In the decades that preceded the rule of the Taliban, Afghan woman and girls enjoyed increasing access to education, political participation, and the professional world. Women were appointed to top levels of government and taught in prestigious intellectual institutions, and by 1996, when the Taliban reached Kabul, about 50 percent of the country’s civil servants were women.
While prolonged war and an uncertain post-conflict environment have taken their toll on all of Afghan society, the women and girls of Afghanistan have faced particular adversity. Much of the discrimination experienced by women stems from inequalities in education, political representation, and employment that were exacerbated during the misogynistic rule of the Taliban. Since the Taliban were forced from power in late 2001, however, women and girls throughout Afghanistan have made courageous attempts to reclaim their rights to an education and a role in the public sphere — even as the political climate in their country remains unstable.

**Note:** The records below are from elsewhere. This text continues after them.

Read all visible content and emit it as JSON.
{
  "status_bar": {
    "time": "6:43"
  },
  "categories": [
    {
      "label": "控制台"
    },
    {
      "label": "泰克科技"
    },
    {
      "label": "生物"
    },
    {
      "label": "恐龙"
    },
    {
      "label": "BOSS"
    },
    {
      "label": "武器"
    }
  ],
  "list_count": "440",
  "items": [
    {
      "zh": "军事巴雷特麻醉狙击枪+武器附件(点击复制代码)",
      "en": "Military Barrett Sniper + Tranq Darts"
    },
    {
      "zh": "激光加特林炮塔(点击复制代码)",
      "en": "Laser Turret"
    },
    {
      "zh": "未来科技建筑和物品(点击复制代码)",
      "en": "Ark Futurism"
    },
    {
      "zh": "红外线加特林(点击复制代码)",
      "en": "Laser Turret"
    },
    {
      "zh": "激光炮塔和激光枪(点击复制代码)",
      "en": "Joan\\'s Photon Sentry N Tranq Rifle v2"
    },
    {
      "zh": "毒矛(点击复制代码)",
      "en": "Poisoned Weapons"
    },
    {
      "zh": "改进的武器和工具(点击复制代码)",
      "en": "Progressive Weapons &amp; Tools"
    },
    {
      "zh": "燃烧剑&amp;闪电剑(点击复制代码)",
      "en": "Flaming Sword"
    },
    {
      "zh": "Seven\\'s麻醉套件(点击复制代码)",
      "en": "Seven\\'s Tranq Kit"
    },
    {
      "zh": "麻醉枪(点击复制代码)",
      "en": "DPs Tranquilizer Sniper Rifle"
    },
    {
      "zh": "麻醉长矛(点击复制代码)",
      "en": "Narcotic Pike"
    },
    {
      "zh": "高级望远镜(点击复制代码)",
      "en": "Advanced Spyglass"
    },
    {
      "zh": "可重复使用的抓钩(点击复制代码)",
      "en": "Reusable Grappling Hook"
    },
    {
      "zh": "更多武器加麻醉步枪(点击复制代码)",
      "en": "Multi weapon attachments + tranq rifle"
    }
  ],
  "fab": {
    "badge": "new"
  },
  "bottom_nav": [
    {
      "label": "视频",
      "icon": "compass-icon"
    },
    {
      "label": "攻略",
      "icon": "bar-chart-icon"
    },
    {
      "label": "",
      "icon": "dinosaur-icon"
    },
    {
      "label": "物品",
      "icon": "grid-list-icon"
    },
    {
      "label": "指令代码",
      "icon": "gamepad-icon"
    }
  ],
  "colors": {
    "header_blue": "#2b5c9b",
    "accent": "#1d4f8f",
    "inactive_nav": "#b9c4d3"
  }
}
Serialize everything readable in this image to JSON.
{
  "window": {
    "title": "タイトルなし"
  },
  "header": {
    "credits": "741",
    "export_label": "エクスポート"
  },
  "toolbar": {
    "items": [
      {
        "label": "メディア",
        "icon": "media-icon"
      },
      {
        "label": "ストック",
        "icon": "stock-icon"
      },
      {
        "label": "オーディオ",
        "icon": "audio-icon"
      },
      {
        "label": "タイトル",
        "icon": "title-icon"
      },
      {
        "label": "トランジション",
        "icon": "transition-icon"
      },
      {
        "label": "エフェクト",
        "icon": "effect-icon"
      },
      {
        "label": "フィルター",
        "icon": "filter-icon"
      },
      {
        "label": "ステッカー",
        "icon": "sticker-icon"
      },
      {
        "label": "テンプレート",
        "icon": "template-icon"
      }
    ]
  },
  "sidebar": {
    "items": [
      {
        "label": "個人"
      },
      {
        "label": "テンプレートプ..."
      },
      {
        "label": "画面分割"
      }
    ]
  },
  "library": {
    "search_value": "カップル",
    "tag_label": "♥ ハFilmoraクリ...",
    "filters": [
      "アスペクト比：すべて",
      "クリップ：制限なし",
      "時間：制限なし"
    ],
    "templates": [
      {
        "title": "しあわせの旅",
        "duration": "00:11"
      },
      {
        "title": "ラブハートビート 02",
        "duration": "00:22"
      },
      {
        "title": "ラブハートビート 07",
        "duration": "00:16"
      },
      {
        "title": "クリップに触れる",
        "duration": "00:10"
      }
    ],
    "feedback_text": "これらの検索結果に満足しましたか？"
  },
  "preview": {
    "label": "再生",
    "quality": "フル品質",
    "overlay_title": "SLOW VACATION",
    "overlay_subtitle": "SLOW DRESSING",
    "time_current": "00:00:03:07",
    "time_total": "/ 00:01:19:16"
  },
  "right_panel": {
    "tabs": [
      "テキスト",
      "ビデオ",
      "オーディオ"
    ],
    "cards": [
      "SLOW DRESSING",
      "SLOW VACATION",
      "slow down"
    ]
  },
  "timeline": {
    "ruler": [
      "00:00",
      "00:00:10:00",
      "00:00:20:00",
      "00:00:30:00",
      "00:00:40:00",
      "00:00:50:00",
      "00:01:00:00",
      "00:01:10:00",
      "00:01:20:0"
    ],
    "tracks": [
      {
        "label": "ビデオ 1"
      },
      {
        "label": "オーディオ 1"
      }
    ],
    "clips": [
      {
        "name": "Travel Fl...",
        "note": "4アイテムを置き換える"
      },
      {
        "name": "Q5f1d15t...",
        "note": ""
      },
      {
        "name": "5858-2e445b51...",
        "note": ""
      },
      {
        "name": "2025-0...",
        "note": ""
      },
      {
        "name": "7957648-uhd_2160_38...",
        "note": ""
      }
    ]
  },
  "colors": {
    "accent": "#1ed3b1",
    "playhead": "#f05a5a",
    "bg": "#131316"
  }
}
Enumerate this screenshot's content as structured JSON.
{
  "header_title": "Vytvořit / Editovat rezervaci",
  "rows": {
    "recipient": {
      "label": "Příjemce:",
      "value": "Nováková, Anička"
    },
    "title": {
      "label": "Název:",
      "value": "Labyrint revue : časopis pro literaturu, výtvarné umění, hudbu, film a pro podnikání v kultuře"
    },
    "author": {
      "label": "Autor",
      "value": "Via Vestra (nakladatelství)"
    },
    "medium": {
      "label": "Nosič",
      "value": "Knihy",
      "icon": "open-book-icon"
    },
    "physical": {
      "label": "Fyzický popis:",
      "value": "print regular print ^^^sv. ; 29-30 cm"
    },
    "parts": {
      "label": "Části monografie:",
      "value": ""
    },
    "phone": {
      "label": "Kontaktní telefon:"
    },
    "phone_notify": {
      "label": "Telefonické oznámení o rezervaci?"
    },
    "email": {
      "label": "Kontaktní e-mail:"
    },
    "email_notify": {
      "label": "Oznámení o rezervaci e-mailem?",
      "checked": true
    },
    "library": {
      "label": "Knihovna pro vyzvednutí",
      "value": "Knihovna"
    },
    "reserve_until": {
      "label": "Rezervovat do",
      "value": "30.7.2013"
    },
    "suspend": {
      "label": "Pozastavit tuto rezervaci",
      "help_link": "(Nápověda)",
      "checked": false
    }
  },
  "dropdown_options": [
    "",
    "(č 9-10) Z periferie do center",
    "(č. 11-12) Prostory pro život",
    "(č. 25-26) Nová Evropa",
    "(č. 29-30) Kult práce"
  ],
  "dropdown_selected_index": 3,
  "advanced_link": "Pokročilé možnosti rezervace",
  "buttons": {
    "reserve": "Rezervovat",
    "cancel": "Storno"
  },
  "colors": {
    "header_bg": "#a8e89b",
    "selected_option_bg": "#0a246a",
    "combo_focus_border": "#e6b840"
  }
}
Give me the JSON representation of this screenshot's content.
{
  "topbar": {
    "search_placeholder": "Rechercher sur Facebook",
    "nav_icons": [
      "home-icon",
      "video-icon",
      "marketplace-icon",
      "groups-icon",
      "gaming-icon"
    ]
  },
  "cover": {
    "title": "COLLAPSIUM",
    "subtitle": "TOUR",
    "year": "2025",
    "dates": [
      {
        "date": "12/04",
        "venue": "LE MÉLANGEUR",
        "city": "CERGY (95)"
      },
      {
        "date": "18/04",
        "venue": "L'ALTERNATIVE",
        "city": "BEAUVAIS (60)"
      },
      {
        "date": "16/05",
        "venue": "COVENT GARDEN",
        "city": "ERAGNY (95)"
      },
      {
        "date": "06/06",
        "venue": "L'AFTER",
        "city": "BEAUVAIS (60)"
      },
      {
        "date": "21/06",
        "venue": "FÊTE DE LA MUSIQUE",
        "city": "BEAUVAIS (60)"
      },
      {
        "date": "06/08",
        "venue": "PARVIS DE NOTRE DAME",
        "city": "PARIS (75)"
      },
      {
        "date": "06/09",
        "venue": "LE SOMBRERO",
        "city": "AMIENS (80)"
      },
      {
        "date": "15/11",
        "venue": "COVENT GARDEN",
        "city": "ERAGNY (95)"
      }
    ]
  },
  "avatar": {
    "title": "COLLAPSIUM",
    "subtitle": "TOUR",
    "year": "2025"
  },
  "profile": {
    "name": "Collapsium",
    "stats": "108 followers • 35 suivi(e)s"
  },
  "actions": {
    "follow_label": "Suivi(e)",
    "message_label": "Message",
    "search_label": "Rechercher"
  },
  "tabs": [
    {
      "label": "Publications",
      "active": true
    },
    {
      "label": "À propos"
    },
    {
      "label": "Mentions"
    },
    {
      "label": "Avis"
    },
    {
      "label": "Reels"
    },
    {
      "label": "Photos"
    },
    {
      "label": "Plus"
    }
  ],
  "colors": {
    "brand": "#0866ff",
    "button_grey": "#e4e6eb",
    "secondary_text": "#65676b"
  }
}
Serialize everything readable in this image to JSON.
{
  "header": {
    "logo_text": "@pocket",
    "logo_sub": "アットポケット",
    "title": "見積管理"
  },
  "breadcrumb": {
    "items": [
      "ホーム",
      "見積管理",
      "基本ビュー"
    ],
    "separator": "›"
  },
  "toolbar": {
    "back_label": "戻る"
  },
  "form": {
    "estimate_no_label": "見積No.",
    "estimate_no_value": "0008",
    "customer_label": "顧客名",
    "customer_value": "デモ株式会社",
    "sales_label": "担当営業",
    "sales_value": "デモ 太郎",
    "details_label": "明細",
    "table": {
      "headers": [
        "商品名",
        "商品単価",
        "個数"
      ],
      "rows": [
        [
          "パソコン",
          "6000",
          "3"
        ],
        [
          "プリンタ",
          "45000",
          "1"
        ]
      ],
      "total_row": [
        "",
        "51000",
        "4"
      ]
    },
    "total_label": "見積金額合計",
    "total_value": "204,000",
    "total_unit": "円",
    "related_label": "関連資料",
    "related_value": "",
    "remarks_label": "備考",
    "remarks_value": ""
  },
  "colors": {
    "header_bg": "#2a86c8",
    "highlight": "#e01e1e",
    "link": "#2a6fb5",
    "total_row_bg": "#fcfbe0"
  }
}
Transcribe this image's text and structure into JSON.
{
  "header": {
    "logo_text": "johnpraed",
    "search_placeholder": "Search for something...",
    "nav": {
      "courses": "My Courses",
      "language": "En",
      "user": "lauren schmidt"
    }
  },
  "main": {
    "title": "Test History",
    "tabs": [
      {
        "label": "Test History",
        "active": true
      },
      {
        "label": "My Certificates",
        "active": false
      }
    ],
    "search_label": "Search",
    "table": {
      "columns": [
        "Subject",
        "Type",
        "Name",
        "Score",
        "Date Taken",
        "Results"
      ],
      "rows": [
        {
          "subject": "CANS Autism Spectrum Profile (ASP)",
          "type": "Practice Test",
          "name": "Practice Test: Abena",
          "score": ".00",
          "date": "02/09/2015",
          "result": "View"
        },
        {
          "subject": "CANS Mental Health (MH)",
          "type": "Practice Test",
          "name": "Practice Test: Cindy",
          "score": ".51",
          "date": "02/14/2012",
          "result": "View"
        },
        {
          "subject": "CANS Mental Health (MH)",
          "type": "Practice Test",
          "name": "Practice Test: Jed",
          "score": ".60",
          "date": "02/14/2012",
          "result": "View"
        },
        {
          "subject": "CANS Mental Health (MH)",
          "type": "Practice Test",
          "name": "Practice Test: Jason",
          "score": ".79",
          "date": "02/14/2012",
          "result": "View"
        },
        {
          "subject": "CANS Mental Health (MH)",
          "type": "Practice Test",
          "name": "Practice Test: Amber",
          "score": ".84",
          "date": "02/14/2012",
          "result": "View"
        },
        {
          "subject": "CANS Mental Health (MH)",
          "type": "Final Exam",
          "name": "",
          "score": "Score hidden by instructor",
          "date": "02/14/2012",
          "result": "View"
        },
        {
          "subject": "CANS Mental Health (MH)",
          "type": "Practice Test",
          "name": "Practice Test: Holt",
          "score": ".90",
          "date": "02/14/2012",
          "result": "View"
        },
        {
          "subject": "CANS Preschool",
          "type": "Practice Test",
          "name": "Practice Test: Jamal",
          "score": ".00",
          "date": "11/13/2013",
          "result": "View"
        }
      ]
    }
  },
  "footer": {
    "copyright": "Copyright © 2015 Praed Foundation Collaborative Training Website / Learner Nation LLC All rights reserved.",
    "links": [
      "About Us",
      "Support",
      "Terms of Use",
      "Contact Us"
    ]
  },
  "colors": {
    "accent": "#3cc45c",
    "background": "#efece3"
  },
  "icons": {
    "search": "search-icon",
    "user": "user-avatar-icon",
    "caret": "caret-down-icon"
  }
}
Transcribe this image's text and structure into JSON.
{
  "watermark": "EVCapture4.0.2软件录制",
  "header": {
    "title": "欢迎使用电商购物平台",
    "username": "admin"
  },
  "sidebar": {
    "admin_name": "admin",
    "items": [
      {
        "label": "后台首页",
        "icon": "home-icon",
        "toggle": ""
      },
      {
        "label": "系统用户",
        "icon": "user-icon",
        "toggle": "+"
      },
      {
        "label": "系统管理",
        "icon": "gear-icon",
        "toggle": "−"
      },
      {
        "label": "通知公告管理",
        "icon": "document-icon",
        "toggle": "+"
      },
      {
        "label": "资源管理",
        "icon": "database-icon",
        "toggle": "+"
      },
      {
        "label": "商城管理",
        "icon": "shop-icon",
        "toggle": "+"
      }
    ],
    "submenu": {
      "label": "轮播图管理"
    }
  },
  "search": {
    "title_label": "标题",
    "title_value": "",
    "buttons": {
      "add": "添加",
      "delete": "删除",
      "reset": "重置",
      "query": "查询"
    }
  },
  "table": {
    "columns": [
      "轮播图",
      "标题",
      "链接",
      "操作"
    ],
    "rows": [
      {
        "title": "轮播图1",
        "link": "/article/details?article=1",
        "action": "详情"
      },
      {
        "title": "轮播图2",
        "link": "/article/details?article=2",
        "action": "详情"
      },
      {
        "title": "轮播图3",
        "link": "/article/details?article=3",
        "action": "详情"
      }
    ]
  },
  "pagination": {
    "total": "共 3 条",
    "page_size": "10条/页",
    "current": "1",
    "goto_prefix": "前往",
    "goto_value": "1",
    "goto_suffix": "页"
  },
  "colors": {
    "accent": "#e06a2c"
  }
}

In the tabs below, follow the links to learn more about the recent history of Afghan womens’ changing roles in education, politics, and the professional world.
Sources: UNESCO, Journal of Education for International Development, Journal of International Women’s Studies, Journal of Midwifery and Women’s Health, the United Nations, Teachers College at Columbia University